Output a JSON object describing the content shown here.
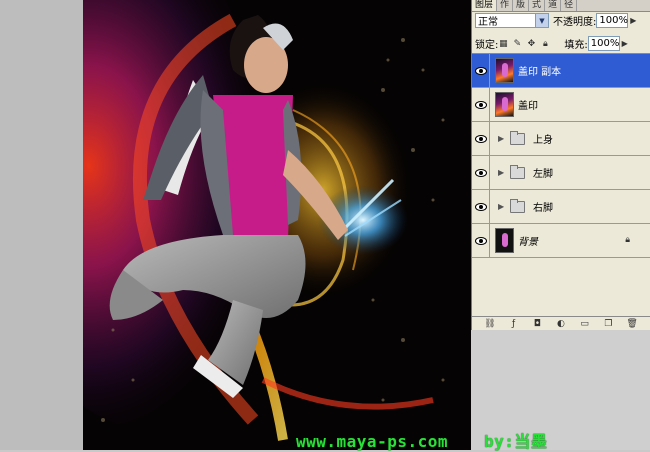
{
  "panel": {
    "tabs": [
      "图层",
      "作",
      "版",
      "式",
      "道",
      "径"
    ],
    "blend_mode": "正常",
    "opacity_label": "不透明度:",
    "opacity_value": "100%",
    "lock_label": "锁定:",
    "fill_label": "填充:",
    "fill_value": "100%"
  },
  "layers": [
    {
      "name": "盖印 副本",
      "type": "raster",
      "selected": true
    },
    {
      "name": "盖印",
      "type": "raster",
      "selected": false
    },
    {
      "name": "上身",
      "type": "group",
      "selected": false
    },
    {
      "name": "左脚",
      "type": "group",
      "selected": false
    },
    {
      "name": "右脚",
      "type": "group",
      "selected": false
    },
    {
      "name": "背景",
      "type": "background",
      "selected": false
    }
  ],
  "watermark": {
    "site": "www.maya-ps.com",
    "author": "by:当墨"
  },
  "colors": {
    "selection": "#2f5cd3",
    "watermark": "#28e038",
    "panel_bg": "#ece9d8"
  }
}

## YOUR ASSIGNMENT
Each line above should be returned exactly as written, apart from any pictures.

## SOLUTION FOR THIS PROBLEM
Output a JSON object describing the content shown here.
{
  "panel": {
    "tabs": [
      "图层",
      "作",
      "版",
      "式",
      "道",
      "径"
    ],
    "blend_mode": "正常",
    "opacity_label": "不透明度:",
    "opacity_value": "100%",
    "lock_label": "锁定:",
    "fill_label": "填充:",
    "fill_value": "100%"
  },
  "layers": [
    {
      "name": "盖印 副本",
      "type": "raster",
      "selected": true
    },
    {
      "name": "盖印",
      "type": "raster",
      "selected": false
    },
    {
      "name": "上身",
      "type": "group",
      "selected": false
    },
    {
      "name": "左脚",
      "type": "group",
      "selected": false
    },
    {
      "name": "右脚",
      "type": "group",
      "selected": false
    },
    {
      "name": "背景",
      "type": "background",
      "selected": false
    }
  ],
  "watermark": {
    "site": "www.maya-ps.com",
    "author": "by:当墨"
  },
  "colors": {
    "selection": "#2f5cd3",
    "watermark": "#28e038",
    "panel_bg": "#ece9d8"
  }
}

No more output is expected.